TASK STATEMENT » Below are the records; copy each line in them that holds the word "icon".
• • • • •
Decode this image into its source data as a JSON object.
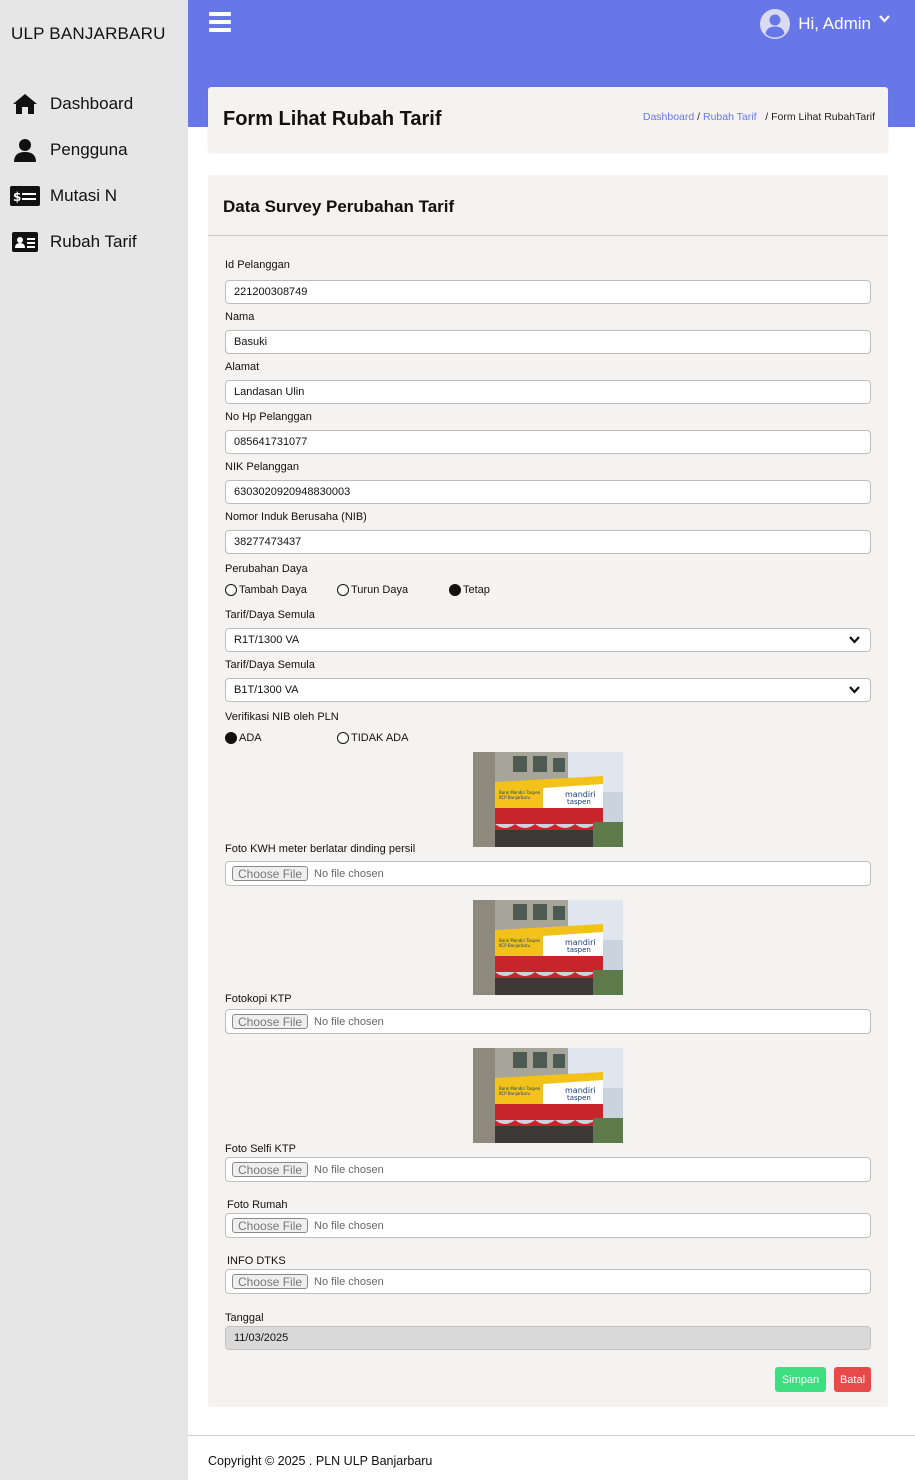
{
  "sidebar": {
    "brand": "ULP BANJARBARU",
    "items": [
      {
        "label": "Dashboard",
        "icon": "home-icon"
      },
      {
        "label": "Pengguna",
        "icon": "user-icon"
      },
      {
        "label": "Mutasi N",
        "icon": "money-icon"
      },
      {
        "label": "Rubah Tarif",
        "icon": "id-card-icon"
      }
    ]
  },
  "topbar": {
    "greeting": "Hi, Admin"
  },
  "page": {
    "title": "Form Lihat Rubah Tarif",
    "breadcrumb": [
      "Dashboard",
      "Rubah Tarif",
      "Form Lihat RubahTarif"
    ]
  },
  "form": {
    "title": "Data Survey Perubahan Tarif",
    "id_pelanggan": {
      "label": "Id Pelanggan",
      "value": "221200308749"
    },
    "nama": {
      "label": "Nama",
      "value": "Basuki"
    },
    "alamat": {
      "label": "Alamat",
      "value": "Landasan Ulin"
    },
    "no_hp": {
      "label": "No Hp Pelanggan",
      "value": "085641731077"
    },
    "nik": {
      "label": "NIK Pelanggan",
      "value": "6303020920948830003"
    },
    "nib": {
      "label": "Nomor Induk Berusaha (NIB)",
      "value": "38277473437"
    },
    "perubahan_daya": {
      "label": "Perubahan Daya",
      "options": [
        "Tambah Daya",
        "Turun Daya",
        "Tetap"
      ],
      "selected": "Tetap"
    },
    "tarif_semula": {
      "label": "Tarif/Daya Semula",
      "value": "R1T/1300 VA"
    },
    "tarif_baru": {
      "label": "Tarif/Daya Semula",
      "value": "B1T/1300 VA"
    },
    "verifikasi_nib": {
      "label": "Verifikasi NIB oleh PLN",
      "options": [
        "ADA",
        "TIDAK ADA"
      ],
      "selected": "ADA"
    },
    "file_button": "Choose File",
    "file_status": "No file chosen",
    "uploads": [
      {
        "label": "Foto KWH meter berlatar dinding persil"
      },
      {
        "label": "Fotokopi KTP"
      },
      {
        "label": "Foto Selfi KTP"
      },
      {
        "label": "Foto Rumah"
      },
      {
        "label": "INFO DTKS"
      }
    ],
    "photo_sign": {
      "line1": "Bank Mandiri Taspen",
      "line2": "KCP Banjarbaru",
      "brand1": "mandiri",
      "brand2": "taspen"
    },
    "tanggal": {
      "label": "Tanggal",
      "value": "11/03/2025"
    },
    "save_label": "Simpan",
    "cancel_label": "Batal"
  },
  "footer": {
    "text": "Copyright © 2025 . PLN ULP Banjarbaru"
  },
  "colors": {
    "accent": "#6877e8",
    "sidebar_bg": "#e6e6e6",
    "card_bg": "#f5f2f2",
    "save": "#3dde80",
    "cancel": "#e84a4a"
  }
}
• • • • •
YOUR SOLUTION »
        "icon": "home-icon"
        "icon": "user-icon"
        "icon": "money-icon"
        "icon": "id-card-icon"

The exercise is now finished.